“It was great because some of the people living in Santa Fe are surrounded by Southwestern designs. They came up and asked us what our Southeastern designs meant. They saw our designs were different, so they wanted to ask questions, and we were so happy to help them,” Underwood said.
Since then, Mahota Textiles’ base of operations has moved into a remodeled shop with a showroom, conference area, offices and work space. On a computer a little more updated compared to the bubble Mac, Underwood personally crafted the next line of designs for Mahota Textiles. Her new designs are slated for release in late Spring 2020. Her aunt, Underwood Blackburn, will be a guest designer in the following collection.
“I’ve done a lot of research on these designs. I’m excited for them to come out so the public can see them and learn more about our Southeastern history,” Underwood said.
“If you had ever asked me if I’d be in the fashion, textile and decor world, I would have said, ‘No, never.’ But because of Margaret, it’s something I love. I’ve learned a lot,” Underwood said. “Now it’s a passion of mine to help spread awareness of our culture – the Chickasaw Nation, how we survive and thrive into the future. I want to raise awareness of our Southeastern designs.”
About Mahota Textiles
What started as an expert weaver’s efforts to reproduce better, more accurate cultural symbols has unfolded into the first textile company envisioned and owned by a North American tribe, the Chickasaw Nation.
Mahota Textiles is an Oklahoma-based weaving company with an emphasis on Southeastern American Indian designs.
Wheeler explained that “Hota” means “pulls apart the threads” or “to separate by hand.” It is a Chickasaw name likely referring to the process of making the corn-based dish called pashofa. Wheeler also takes it as a legacy mark, an ancestral sign of what would become her life’s passion.

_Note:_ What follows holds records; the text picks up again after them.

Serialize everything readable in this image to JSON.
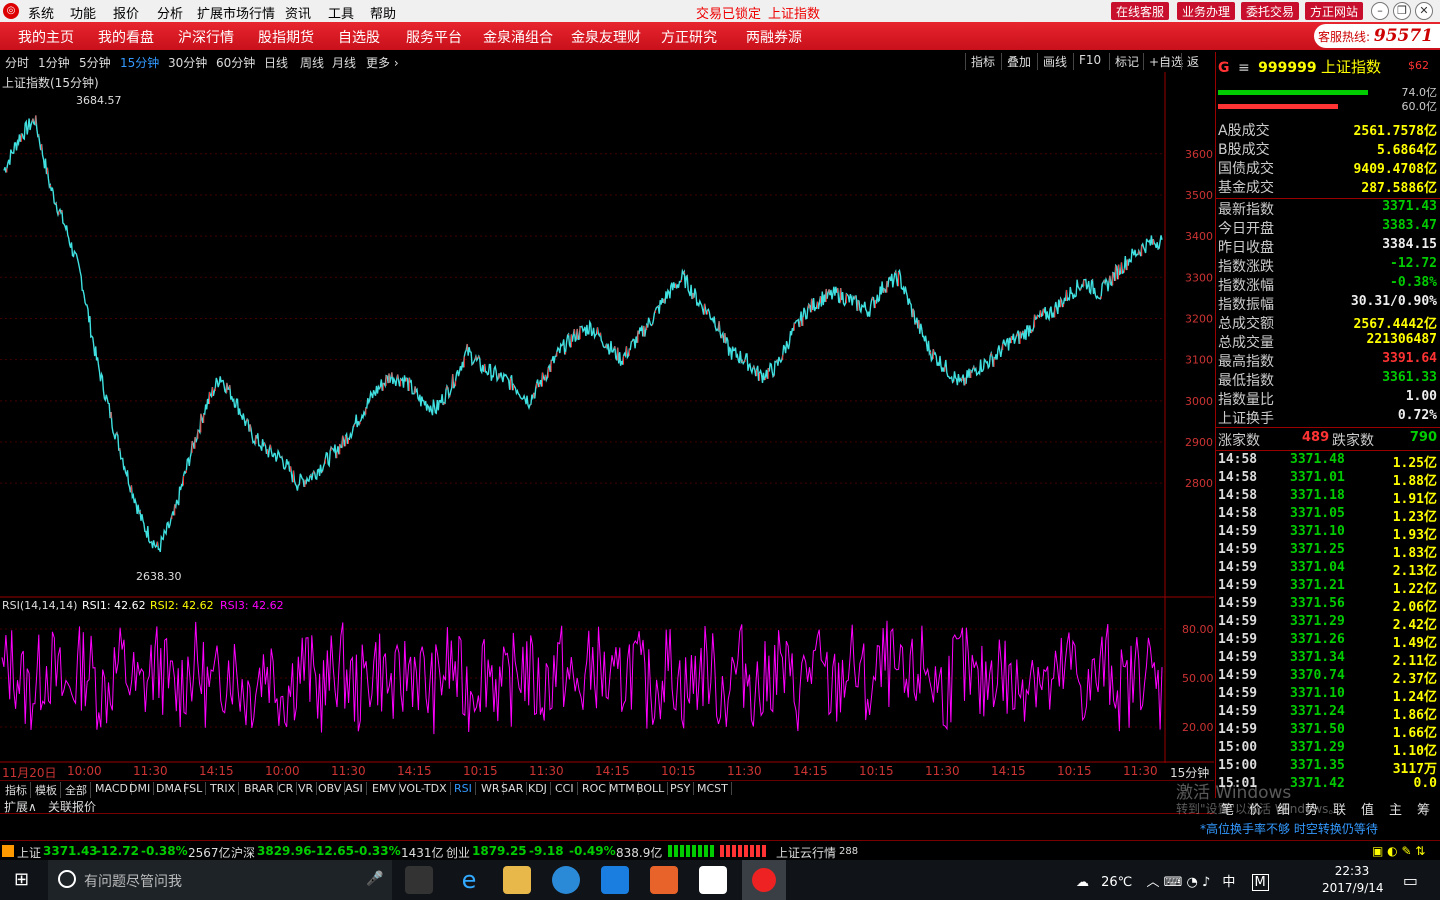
{
  "menubar": {
    "items": [
      "系统",
      "功能",
      "报价",
      "分析",
      "扩展市场行情",
      "资讯",
      "工具",
      "帮助"
    ],
    "center_status": "交易已锁定",
    "center_title": "上证指数",
    "buttons": [
      "在线客服",
      "业务办理",
      "委托交易",
      "方正网站"
    ]
  },
  "navbar": {
    "items": [
      "我的主页",
      "我的看盘",
      "沪深行情",
      "股指期货",
      "自选股",
      "服务平台",
      "金泉涌组合",
      "金泉友理财",
      "方正研究",
      "两融券源"
    ],
    "hotline_label": "客服热线:",
    "hotline_number": "95571"
  },
  "periods": {
    "items": [
      "分时",
      "1分钟",
      "5分钟",
      "15分钟",
      "30分钟",
      "60分钟",
      "日线",
      "周线",
      "月线",
      "更多 ›"
    ],
    "selected": "15分钟",
    "tools": [
      "指标",
      "叠加",
      "画线",
      "F10",
      "标记",
      "+自选",
      "返回"
    ]
  },
  "chart": {
    "title": "上证指数(15分钟)",
    "high_label": "3684.57",
    "low_label": "2638.30",
    "y_ticks": [
      "3600",
      "3500",
      "3400",
      "3300",
      "3200",
      "3100",
      "3000",
      "2900",
      "2800"
    ],
    "rsi_title": "RSI(14,14,14)",
    "rsi1_label": "RSI1: 42.62",
    "rsi2_label": "RSI2: 42.62",
    "rsi3_label": "RSI3: 42.62",
    "rsi_ticks": [
      "80.00",
      "50.00",
      "20.00"
    ],
    "x_labels": [
      "11月20日",
      "10:00",
      "11:30",
      "14:15",
      "10:00",
      "11:30",
      "14:15",
      "10:15",
      "11:30",
      "14:15",
      "10:15",
      "11:30",
      "14:15",
      "10:15",
      "11:30",
      "14:15",
      "10:15",
      "11:30"
    ],
    "period_label": "15分钟",
    "colors": {
      "up": "#ff3030",
      "down": "#40e0e0",
      "rsi": "#ff00ff"
    }
  },
  "chart_data": {
    "type": "line",
    "title": "上证指数(15分钟)",
    "series": [
      {
        "values": [
          3560,
          3640,
          3684,
          3520,
          3420,
          3300,
          3100,
          2950,
          2820,
          2700,
          2638,
          2720,
          2860,
          2980,
          3060,
          3000,
          2920,
          2880,
          2860,
          2800,
          2820,
          2860,
          2900,
          2960,
          3020,
          3060,
          3050,
          3000,
          2980,
          3040,
          3120,
          3080,
          3060,
          3040,
          3000,
          3060,
          3120,
          3160,
          3180,
          3140,
          3100,
          3150,
          3200,
          3260,
          3300,
          3240,
          3200,
          3120,
          3100,
          3060,
          3080,
          3160,
          3220,
          3250,
          3260,
          3240,
          3220,
          3280,
          3300,
          3200,
          3120,
          3080,
          3040,
          3080,
          3100,
          3140,
          3160,
          3200,
          3220,
          3260,
          3290,
          3260,
          3310,
          3350,
          3380,
          3391
        ]
      }
    ],
    "ylim": [
      2600,
      3800
    ],
    "yticks": [
      3600,
      3500,
      3400,
      3300,
      3200,
      3100,
      3000,
      2900,
      2800
    ]
  },
  "rpanel": {
    "code": "999999",
    "name": "上证指数",
    "ratio_top": "74.0亿",
    "ratio_bottom": "60.0亿",
    "turnover": [
      {
        "label": "A股成交",
        "value": "2561.7578亿"
      },
      {
        "label": "B股成交",
        "value": "5.6864亿"
      },
      {
        "label": "国债成交",
        "value": "9409.4708亿"
      },
      {
        "label": "基金成交",
        "value": "287.5886亿"
      }
    ],
    "stats": [
      {
        "label": "最新指数",
        "value": "3371.43",
        "color": "dn"
      },
      {
        "label": "今日开盘",
        "value": "3383.47",
        "color": "dn"
      },
      {
        "label": "昨日收盘",
        "value": "3384.15",
        "color": "wt"
      },
      {
        "label": "指数涨跌",
        "value": "-12.72",
        "color": "dn"
      },
      {
        "label": "指数涨幅",
        "value": "-0.38%",
        "color": "dn"
      },
      {
        "label": "指数振幅",
        "value": "30.31/0.90%",
        "color": "wt"
      },
      {
        "label": "总成交额",
        "value": "2567.4442亿",
        "color": "yl"
      },
      {
        "label": "总成交量",
        "value": "221306487",
        "color": "yl"
      },
      {
        "label": "最高指数",
        "value": "3391.64",
        "color": "up"
      },
      {
        "label": "最低指数",
        "value": "3361.33",
        "color": "dn"
      },
      {
        "label": "指数量比",
        "value": "1.00",
        "color": "wt"
      },
      {
        "label": "上证换手",
        "value": "0.72%",
        "color": "wt"
      }
    ],
    "adv_label": "涨家数",
    "adv_value": "489",
    "dec_label": "跌家数",
    "dec_value": "790",
    "ticks": [
      {
        "t": "14:58",
        "p": "3371.48",
        "v": "1.25亿"
      },
      {
        "t": "14:58",
        "p": "3371.01",
        "v": "1.88亿"
      },
      {
        "t": "14:58",
        "p": "3371.18",
        "v": "1.91亿"
      },
      {
        "t": "14:58",
        "p": "3371.05",
        "v": "1.23亿"
      },
      {
        "t": "14:59",
        "p": "3371.10",
        "v": "1.93亿"
      },
      {
        "t": "14:59",
        "p": "3371.25",
        "v": "1.83亿"
      },
      {
        "t": "14:59",
        "p": "3371.04",
        "v": "2.13亿"
      },
      {
        "t": "14:59",
        "p": "3371.21",
        "v": "1.22亿"
      },
      {
        "t": "14:59",
        "p": "3371.56",
        "v": "2.06亿"
      },
      {
        "t": "14:59",
        "p": "3371.29",
        "v": "2.42亿"
      },
      {
        "t": "14:59",
        "p": "3371.26",
        "v": "1.49亿"
      },
      {
        "t": "14:59",
        "p": "3371.34",
        "v": "2.11亿"
      },
      {
        "t": "14:59",
        "p": "3370.74",
        "v": "2.37亿"
      },
      {
        "t": "14:59",
        "p": "3371.10",
        "v": "1.24亿"
      },
      {
        "t": "14:59",
        "p": "3371.24",
        "v": "1.86亿"
      },
      {
        "t": "14:59",
        "p": "3371.50",
        "v": "1.66亿"
      },
      {
        "t": "15:00",
        "p": "3371.29",
        "v": "1.10亿"
      },
      {
        "t": "15:00",
        "p": "3371.35",
        "v": "3117万"
      },
      {
        "t": "15:01",
        "p": "3371.42",
        "v": "0.0"
      }
    ],
    "bottom_tabs": [
      "笔",
      "价",
      "细",
      "势",
      "联",
      "值",
      "主",
      "筹"
    ]
  },
  "indicator_tabs": [
    "指标",
    "模板",
    "全部",
    "MACD",
    "DMI",
    "DMA",
    "FSL",
    "TRIX",
    "BRAR",
    "CR",
    "VR",
    "OBV",
    "ASI",
    "EMV",
    "VOL-TDX",
    "RSI",
    "WR",
    "SAR",
    "KDJ",
    "CCI",
    "ROC",
    "MTM",
    "BOLL",
    "PSY",
    "MCST"
  ],
  "indicator_selected": "RSI",
  "sub_tabs": [
    "扩展∧",
    "关联报价"
  ],
  "notice": "*高位换手率不够 时空转换仍等待",
  "watermark1": "激活 Windows",
  "watermark2": "转到\"设置\"以激活 Windows。",
  "statusbar": {
    "sh_label": "上证",
    "sh_val": "3371.43",
    "sh_chg": "-12.72",
    "sh_pct": "-0.38%",
    "sh_amt": "2567亿",
    "hs_label": "沪深",
    "hs_val": "3829.96",
    "hs_chg": "-12.65",
    "hs_pct": "-0.33%",
    "hs_amt": "1431亿",
    "cy_label": "创业",
    "cy_val": "1879.25",
    "cy_chg": "-9.18",
    "cy_pct": "-0.49%",
    "cy_amt": "838.9亿",
    "cloud": "上证云行情",
    "cloud_num": "288"
  },
  "taskbar": {
    "search_placeholder": "有问题尽管问我",
    "temperature": "26℃",
    "ime": "中",
    "time": "22:33",
    "date": "2017/9/14"
  }
}
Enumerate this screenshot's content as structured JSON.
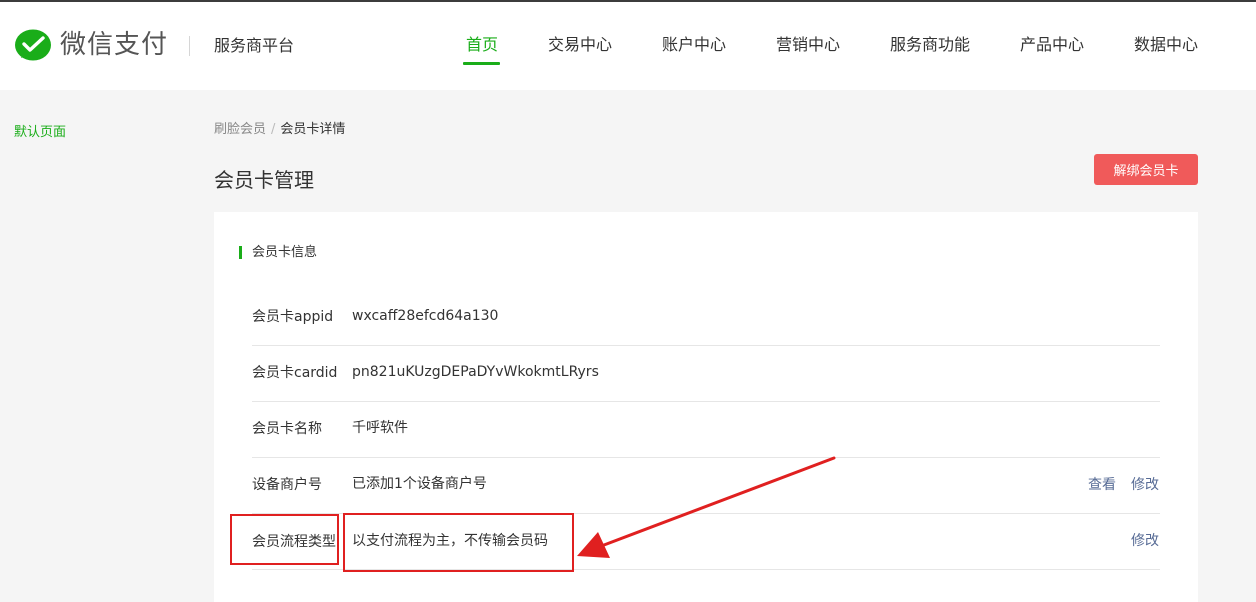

The threads of Wheeler’s maternal heritage are depicted in Mahota Textiles’ company logo. With an aesthetic similar to early hand carved American Indian glyphs, or perhaps the age rings of a tree, the logo traces five generations of indigenous women: Mahota, Nancy Mahota, Juel, Rubey and Margaret.
“We are makers of art, of story, the threads that connect the inspiration of our ancestors to all of us in a modern world,” Wheeler said.
Wheeler’s labor of passion is shared with a small team of hardworking women. At Wheeler’s side are the flourishing young weaver Taloa Underwood and the business-savvy Bethany McCord.
They are weaving together generations of tradition with modern processes. In creating artful textiles, Mahota aims to elevate beauty and treasured culture inspired by Southeastern heritage. Their creations tell cultural stories with expressive imagery and soft, warm woven material.
They work with the finest natural fibers of cotton, wool and linen. No chemicals are ever used in the weaving and finishing of their products. The inherent earthly qualities of these fibers naturally create elegant textiles for everyday use.
You can find Mahota Textiles’ products in various museum shops and stores throughout the United States. An online retail store is also available at MahotaTextiles.com.
Since its launch in October 2018, Mahota Textiles has made waves in the textile and art world. The First American Art Magazine named the founding of Mahota Textiles to its Top 10 Native Art Events of 2018.
Mahota Textiles can be found in Sulphur, Oklahoma’s historic downtown, 309 Muskogee Ave. Their showroom and offices are conveniently located near other southeast Oklahoma attractions such as the ARTesian Gallery & Studios, Chickasaw Cultural Center, Chickasaw National Recreation Area, Chickasaw Visitor Center and newly designed Oka’ Chokma’si Sculpture Park.
For more information, contact 580-436-2603 or visit MahotaTextiles.com.